TASK TO COMPLETE:
All lines below containing "rows" are to be listed.
════
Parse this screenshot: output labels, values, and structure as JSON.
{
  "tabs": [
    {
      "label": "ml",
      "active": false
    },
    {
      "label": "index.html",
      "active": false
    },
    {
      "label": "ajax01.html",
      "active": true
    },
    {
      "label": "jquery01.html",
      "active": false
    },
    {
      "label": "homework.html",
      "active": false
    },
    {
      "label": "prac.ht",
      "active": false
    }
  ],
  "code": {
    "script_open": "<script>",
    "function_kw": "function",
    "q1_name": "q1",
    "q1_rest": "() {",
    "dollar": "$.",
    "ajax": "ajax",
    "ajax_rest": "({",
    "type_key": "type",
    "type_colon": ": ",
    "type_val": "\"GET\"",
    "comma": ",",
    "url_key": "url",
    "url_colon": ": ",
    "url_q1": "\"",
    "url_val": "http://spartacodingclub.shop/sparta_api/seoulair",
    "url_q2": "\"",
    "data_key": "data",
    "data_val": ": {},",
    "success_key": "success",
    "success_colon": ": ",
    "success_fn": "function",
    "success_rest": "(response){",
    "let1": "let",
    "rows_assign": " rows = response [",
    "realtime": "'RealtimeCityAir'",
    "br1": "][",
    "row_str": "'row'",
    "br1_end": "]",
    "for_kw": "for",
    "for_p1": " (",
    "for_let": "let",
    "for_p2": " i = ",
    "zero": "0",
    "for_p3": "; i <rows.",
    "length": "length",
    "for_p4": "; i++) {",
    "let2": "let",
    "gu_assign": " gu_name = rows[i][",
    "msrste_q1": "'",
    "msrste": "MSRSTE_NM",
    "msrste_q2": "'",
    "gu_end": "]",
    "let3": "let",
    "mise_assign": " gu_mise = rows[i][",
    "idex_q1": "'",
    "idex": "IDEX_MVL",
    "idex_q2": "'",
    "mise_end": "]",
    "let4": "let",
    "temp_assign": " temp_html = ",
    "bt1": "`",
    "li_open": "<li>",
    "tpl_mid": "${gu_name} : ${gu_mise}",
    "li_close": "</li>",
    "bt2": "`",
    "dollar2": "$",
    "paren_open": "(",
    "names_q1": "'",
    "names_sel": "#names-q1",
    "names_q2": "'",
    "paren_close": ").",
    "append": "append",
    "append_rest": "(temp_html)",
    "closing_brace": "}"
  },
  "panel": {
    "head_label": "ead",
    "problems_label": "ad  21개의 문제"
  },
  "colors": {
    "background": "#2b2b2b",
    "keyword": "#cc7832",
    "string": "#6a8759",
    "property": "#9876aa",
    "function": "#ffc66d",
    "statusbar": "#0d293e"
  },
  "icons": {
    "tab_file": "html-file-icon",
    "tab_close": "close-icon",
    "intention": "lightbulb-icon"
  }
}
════
ANSWER SPACE:
    "rows_assign": " rows = response [",
    "for_p3": "; i <rows.",
    "gu_assign": " gu_name = rows[i][",
    "mise_assign": " gu_mise = rows[i][",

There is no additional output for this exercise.